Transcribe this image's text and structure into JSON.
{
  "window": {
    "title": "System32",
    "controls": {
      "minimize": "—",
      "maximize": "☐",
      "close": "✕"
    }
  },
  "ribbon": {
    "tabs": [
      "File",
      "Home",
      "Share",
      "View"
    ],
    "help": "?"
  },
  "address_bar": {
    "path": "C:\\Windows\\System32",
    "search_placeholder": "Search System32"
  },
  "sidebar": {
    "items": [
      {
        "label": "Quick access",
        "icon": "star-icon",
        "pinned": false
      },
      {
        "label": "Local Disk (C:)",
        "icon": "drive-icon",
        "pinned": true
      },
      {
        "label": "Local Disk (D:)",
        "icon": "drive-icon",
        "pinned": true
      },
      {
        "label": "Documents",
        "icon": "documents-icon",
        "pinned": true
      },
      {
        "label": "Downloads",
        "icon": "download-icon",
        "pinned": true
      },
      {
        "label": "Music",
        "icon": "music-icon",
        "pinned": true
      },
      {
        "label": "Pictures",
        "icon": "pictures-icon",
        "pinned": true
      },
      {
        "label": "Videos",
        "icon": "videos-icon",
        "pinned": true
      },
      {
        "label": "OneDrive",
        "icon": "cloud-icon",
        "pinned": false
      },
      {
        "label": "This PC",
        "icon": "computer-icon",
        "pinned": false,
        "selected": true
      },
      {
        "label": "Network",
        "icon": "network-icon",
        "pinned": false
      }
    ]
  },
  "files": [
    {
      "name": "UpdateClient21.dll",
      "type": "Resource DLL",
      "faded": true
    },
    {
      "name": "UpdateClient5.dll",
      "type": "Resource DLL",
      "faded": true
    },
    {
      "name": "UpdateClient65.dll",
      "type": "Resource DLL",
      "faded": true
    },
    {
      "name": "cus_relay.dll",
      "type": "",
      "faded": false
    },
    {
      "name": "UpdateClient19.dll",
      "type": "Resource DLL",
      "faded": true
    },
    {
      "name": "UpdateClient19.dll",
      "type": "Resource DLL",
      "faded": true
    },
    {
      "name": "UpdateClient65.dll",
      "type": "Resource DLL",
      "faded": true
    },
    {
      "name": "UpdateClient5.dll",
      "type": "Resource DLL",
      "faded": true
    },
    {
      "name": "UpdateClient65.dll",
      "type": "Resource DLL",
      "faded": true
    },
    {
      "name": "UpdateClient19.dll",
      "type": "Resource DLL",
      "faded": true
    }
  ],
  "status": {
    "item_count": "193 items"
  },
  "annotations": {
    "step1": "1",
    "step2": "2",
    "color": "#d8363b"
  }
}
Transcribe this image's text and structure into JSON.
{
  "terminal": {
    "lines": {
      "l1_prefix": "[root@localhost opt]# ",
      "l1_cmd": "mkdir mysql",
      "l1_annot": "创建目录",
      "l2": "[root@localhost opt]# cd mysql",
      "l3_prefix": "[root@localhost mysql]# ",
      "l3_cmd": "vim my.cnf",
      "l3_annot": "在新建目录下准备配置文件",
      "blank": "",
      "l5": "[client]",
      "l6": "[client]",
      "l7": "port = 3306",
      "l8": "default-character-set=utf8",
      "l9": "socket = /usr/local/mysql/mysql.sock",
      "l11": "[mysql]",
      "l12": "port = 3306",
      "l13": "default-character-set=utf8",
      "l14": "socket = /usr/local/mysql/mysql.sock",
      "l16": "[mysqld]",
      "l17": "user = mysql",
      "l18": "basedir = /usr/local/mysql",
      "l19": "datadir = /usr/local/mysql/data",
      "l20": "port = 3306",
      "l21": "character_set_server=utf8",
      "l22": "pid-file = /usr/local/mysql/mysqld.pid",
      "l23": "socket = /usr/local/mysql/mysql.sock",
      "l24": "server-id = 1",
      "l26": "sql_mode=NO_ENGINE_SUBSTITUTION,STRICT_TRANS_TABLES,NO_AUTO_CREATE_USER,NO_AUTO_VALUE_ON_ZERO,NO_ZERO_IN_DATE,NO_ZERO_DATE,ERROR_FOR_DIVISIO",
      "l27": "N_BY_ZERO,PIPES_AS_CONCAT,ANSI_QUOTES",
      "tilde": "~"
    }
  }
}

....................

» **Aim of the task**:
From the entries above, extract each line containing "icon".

» **Output**:
        "icon": "star-icon",
        "icon": "drive-icon",
        "icon": "drive-icon",
        "icon": "documents-icon",
        "icon": "download-icon",
        "icon": "music-icon",
        "icon": "pictures-icon",
        "icon": "videos-icon",
        "icon": "cloud-icon",
        "icon": "computer-icon",
        "icon": "network-icon",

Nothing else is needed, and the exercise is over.